The United Nations General Assembly (UNGA) is one of the six principal organs of the United Nations. The UNGA is an important topic for the IAS exam since it is the chief policymaking and representative body of the United Nations.
United Nations General Assembly (UNGA)
The UNGA is a principal component of the United Nations. It is the main governing body of the organisation and is also the most representative body in the UN.
- All the members of the UN are represented in the UNGA, which is sometimes referred to as simply the GA. Hence, it has 193 members (all the UN member countries).
- It meets annually in its headquarters in New York City, generally in the month of September. It can also meet at other times according to the need.
- The UNGA is headed by its President, who is elected for a term of one year.
- It is sometimes called the parliament of the world.
- The UNGA deliberates and decides on important matters such as peace and security, and other international issues.
- It also decides on the admission of new members.
- Decisions are taken by voting. Generally, a simple majority is considered but in case of important decisions, a two-thirds majority is considered. Each member has one vote.
- Unlike the Security Council, there is no veto power bestowed to anyone.
- In 1953, Vijaya Lakshmi Pandit became the eight President of the UNGA, the only Indian GA President to date.
UNGA UPSC Notes:- Download PDF Here
Functions and Powers of UNGA
The functions and powers of the UNGA are described below:

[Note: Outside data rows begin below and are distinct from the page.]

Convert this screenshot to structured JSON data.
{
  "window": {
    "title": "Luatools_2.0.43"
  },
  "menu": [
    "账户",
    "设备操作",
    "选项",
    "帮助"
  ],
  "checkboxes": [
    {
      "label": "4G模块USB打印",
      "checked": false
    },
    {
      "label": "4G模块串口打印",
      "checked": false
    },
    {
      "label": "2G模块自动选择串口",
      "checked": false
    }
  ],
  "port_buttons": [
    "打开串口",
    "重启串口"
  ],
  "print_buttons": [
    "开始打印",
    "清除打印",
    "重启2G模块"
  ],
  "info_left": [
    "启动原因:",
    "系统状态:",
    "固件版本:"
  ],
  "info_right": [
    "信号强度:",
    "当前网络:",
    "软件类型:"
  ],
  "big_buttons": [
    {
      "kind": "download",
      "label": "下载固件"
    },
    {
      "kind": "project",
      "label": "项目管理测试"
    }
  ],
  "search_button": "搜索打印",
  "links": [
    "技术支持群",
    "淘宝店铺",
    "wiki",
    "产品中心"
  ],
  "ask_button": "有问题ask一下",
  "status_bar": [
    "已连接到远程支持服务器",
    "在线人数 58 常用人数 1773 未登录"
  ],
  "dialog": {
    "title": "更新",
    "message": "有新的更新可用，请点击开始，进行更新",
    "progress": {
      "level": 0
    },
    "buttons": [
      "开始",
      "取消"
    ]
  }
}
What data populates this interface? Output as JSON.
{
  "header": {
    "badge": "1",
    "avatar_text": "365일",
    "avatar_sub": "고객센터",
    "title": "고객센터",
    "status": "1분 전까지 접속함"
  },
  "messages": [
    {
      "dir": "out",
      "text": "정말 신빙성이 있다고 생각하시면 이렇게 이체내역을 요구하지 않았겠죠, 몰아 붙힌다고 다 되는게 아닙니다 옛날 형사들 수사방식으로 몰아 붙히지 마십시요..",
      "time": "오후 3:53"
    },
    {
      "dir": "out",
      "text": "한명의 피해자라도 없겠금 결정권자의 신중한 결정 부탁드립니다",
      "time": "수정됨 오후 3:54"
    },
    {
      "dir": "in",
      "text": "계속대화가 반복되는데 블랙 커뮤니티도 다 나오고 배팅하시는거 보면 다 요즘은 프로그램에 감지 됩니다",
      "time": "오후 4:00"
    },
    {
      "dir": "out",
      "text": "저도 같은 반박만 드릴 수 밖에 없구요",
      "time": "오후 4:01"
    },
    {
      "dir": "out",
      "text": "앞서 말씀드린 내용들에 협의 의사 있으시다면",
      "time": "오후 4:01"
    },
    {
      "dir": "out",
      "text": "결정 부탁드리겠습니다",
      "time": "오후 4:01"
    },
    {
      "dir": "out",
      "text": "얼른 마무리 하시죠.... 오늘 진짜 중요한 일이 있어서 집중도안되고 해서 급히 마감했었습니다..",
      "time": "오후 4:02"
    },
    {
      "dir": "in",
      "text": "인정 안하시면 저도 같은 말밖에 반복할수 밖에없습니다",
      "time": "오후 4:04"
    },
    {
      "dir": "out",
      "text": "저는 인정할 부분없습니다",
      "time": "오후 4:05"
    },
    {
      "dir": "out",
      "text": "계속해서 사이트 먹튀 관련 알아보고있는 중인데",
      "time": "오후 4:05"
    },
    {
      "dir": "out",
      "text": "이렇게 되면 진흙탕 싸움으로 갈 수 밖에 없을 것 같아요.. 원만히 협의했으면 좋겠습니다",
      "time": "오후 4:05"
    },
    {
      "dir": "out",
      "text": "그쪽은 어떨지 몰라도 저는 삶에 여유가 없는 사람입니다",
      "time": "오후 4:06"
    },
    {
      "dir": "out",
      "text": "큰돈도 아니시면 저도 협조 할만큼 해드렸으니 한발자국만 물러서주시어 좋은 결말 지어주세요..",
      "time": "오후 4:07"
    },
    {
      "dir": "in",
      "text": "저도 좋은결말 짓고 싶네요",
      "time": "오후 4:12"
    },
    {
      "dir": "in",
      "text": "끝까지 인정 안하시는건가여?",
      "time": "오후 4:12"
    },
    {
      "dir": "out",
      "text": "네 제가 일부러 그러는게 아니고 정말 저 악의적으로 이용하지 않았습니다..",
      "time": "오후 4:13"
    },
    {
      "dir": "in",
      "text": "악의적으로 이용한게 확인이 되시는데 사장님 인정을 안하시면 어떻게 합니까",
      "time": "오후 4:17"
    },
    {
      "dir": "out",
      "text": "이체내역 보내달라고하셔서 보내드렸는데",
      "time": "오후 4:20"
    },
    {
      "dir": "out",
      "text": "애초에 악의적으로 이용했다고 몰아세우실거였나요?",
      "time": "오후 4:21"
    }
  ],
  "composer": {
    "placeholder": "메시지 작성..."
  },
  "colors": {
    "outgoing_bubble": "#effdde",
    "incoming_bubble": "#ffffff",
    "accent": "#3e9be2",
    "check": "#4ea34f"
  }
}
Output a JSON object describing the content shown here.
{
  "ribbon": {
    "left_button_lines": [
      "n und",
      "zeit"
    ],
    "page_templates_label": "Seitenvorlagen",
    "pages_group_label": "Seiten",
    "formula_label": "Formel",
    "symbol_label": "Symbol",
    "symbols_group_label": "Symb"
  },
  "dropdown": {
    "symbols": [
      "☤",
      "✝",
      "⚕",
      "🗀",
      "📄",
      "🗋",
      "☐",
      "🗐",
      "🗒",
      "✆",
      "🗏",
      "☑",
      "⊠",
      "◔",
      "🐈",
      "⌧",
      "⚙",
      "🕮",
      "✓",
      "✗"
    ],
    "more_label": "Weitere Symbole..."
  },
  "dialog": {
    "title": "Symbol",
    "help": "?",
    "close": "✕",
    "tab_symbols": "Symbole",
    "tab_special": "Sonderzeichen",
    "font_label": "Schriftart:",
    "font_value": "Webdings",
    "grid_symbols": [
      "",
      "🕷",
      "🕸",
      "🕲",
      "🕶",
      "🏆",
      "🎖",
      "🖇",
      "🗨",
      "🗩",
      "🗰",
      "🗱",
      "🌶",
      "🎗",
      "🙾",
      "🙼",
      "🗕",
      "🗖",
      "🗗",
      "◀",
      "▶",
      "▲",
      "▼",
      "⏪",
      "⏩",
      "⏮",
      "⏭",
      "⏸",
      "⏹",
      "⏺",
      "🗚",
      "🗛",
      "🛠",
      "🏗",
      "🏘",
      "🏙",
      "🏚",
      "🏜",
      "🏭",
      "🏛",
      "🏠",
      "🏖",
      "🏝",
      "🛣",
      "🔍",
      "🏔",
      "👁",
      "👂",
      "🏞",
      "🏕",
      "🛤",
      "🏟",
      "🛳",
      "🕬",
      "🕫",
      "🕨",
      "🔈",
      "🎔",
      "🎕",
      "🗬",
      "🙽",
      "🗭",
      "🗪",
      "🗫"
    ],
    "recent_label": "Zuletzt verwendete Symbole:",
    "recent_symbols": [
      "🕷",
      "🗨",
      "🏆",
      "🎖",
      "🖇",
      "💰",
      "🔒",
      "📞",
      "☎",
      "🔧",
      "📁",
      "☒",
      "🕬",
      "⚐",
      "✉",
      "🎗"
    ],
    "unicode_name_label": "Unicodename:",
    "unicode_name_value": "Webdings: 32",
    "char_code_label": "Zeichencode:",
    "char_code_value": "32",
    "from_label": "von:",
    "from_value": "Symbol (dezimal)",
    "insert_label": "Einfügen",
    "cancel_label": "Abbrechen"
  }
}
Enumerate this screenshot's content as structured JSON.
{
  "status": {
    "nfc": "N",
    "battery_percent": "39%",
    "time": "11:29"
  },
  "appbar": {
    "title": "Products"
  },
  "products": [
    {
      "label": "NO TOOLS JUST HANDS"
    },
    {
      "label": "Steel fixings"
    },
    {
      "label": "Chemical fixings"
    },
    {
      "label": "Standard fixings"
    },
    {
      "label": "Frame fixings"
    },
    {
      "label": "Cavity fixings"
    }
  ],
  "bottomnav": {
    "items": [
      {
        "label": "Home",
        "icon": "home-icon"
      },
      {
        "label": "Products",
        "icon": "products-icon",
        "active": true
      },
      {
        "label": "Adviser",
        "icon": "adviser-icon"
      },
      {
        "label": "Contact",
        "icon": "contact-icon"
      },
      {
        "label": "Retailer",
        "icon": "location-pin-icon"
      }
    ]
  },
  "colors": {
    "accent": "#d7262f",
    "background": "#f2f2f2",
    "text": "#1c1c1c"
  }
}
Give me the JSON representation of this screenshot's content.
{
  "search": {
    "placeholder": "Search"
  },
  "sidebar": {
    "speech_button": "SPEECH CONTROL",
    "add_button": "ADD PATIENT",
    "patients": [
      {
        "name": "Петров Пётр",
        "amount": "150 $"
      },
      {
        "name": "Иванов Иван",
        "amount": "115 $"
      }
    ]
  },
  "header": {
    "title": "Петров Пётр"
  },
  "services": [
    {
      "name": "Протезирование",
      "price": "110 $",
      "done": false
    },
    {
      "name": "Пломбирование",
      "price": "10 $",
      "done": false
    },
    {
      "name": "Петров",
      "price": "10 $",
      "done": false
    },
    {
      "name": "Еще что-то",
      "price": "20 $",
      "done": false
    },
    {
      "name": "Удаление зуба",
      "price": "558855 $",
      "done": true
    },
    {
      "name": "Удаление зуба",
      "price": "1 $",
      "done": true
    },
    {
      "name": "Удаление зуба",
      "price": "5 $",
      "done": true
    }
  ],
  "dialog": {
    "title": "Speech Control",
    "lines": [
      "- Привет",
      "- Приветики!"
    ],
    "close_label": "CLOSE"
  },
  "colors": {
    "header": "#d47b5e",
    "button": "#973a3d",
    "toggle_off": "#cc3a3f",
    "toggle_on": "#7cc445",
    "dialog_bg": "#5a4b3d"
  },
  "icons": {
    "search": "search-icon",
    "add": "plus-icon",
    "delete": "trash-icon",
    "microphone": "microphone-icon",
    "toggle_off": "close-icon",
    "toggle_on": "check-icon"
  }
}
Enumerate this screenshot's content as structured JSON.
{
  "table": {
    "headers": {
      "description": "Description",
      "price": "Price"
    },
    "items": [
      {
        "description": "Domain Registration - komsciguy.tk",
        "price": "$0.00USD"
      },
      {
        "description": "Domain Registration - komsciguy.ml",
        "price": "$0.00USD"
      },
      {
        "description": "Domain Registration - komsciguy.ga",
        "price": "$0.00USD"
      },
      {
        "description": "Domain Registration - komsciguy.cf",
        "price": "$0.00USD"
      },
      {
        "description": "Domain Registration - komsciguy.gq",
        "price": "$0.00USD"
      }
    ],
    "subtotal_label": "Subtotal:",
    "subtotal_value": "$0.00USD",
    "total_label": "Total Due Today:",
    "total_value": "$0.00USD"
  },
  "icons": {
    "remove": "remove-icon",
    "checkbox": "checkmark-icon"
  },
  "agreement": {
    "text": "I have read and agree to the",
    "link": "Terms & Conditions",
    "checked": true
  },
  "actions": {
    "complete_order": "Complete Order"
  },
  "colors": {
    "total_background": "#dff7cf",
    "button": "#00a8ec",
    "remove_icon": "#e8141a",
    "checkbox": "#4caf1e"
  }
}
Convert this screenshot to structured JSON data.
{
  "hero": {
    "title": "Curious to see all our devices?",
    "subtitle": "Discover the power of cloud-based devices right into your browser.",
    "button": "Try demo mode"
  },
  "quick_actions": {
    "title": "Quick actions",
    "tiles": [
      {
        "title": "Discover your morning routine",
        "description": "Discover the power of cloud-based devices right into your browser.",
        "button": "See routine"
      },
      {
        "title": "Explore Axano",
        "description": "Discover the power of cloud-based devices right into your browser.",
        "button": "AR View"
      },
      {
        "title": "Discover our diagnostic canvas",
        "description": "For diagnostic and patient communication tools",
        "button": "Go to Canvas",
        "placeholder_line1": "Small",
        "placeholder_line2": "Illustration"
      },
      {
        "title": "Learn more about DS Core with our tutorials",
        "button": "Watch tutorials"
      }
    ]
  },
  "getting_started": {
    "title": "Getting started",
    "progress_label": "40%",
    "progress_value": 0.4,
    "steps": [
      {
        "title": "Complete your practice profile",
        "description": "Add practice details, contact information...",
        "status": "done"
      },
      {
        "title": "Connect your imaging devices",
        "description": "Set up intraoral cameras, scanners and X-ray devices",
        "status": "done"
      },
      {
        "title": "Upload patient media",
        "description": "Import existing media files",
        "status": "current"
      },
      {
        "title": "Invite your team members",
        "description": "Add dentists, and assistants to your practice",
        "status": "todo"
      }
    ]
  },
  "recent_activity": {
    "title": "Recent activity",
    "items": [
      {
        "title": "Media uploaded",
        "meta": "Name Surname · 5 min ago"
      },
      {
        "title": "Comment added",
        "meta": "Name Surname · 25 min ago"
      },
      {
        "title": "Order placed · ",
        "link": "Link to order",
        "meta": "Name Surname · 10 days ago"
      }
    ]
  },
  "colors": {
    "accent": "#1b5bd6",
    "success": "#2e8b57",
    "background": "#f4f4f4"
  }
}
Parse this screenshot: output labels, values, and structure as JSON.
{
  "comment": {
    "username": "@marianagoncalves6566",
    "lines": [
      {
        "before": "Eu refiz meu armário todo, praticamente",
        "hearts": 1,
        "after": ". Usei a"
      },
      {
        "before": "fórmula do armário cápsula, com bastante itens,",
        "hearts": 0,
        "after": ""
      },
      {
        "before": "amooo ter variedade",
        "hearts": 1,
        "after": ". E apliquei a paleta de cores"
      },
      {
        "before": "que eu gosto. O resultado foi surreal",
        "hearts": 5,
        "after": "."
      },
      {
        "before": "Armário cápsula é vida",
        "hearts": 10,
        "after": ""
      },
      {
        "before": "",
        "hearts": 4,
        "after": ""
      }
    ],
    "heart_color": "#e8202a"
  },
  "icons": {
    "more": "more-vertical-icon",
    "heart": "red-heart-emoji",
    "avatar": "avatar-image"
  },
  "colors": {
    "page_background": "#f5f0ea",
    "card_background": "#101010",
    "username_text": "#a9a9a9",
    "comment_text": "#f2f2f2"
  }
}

- Considering and approving the UN budget and establishing the financial assessments of member countries.
- Considering and making recommendations on the general principles of cooperation to maintain global peace & security, including disarmament.
- Electing the non-permanent members of the UNSC and the members of other UN councils and organs and, appointing the Secretary-General, as per the UNSC’s recommendations.
- Discussing questions concerning international peace & security and making recommendations on it (unless the matter is currently being discussed by the Security Council).
- Initiating studies and making recommendations to boost international political cooperation, developing and codifying international law, realizing fundamental freedoms and human rights, and creating global collaboration in the social, economic, humanitarian, educational, cultural and health domains.
- Making recommendations for the peaceful settlement of any situation that could hamper friendly relations among nations.
- The UNGA also considers reports from the UNSC and other organs of the UN.
- In case of threats to peace, and where the UNSC has failed to take action because of the negative vote (veto) of a permanent member, the GA can consider the matter and recommend actions to its members.
To know more about Important Headquarters of International Organizations, check the linked article.
UNGA Subsidiary Organs
The UNGA has many subsidiary organs, in the form of commissions, committees, boards, councils and working groups.
The commissions of the UNGA are:
- Disarmament Commission
- International Law Commission
- International Civil Service Commission
- United Nations Conciliation Commission for Palestine
- United Nations Commission on International Trade Law (UNCITRAL)
- United Nations Peacebuilding Commission